[Data excerpts]
________________________________________

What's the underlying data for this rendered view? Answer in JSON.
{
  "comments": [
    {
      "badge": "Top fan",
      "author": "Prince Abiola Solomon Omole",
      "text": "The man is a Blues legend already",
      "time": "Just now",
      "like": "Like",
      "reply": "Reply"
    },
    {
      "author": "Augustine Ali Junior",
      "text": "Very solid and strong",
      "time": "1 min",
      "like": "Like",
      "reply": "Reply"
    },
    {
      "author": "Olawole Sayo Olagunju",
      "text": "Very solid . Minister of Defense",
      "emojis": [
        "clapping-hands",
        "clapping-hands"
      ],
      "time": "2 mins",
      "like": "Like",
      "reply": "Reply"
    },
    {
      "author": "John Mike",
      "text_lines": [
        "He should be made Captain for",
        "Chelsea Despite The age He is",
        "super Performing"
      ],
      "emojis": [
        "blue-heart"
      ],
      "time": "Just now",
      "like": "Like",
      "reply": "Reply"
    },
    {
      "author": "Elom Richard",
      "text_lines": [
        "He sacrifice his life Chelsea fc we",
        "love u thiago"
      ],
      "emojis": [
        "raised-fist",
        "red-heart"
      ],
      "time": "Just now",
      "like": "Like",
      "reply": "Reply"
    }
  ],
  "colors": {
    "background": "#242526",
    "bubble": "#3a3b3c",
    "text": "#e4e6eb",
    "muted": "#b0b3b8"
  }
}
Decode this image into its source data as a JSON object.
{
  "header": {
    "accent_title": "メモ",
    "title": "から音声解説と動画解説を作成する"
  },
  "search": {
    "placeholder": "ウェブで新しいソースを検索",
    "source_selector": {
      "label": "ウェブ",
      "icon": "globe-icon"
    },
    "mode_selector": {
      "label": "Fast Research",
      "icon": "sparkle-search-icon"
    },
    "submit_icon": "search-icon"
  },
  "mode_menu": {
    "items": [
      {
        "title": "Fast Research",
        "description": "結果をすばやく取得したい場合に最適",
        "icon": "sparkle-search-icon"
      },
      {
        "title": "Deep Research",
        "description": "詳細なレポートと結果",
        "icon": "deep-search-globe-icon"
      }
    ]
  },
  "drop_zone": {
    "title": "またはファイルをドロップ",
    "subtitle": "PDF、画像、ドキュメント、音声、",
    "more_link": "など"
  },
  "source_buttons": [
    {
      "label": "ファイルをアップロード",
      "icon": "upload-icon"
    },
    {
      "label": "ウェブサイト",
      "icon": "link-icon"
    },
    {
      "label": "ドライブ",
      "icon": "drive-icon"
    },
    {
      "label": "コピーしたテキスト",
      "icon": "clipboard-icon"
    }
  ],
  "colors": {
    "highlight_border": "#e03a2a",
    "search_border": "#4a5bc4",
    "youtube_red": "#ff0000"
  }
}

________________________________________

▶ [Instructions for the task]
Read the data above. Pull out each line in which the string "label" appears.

▶ [Expected answer]
      "label": "ウェブ",
      "label": "Fast Research",
      "label": "ファイルをアップロード",
      "label": "ウェブサイト",
      "label": "ドライブ",
      "label": "コピーしたテキスト",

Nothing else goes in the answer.